Atherosclerotic plaque rupture is a key event in the pathogenesis of acute coronary syndromes and during coronary interventions. Atherosclerotic plaque rupture does not always result in complete thrombotic occlusion of the entire epicardial coronary artery with subsequent acute myocardial infarction; however, in milder forms it may result in the embolization of atherosclerotic and thrombotic debris into the coronary microcirculation. The present report summarizes the available morphologic evidence for coronary microembolization in patients who died of coronary artery disease, especially sudden death. The report then goes on to address the experimental pathophysiology of coronary microembolization in animal models of acute coronary syndromes and heart failure.

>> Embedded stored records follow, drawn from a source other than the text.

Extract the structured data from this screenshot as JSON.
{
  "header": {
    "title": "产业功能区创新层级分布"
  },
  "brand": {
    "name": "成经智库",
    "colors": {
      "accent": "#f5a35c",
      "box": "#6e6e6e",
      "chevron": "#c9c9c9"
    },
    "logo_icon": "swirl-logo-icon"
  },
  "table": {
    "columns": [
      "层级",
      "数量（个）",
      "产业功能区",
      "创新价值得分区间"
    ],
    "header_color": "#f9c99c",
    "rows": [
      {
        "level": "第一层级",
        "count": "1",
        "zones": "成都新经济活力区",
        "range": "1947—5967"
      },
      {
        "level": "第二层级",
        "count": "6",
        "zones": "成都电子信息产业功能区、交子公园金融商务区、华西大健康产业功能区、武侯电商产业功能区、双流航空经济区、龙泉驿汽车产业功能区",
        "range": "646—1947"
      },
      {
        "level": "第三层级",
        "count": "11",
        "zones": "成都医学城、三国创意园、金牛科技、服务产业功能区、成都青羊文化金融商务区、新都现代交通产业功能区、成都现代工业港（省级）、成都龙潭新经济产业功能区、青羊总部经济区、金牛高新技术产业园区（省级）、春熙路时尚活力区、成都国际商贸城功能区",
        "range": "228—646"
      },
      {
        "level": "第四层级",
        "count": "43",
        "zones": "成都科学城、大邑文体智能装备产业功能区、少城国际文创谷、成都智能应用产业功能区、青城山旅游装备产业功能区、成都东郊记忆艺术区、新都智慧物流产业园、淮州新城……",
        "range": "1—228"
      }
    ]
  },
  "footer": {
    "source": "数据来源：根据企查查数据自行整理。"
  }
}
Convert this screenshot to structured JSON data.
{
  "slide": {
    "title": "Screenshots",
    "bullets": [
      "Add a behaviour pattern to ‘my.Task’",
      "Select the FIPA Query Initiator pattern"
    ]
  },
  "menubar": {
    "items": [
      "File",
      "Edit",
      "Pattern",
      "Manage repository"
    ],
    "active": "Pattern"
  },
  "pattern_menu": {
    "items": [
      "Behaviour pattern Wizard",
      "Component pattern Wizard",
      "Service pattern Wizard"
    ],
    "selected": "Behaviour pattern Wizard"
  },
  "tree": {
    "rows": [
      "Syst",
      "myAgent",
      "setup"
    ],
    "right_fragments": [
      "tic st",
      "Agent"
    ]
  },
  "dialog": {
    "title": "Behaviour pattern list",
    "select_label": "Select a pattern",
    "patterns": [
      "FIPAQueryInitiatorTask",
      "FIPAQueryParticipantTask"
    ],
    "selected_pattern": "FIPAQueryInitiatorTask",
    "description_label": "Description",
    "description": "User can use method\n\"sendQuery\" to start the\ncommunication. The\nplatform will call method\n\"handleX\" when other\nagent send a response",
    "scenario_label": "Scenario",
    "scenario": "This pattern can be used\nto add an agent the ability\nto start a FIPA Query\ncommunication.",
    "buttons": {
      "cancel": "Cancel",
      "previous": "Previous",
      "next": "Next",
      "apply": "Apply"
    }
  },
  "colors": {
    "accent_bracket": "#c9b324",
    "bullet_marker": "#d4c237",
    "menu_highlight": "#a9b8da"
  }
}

Finally, the report presents the available clinical evidence for coronary microembolization, highlights its key features--arrhythmias, contractile dysfunction, infarctlets and reduced coronary reserve--and addresses prevention by mechanical protection devices and glycoprotein IIb/IIIa antagonism.
Copyright 2001 by W.B. Saunders Company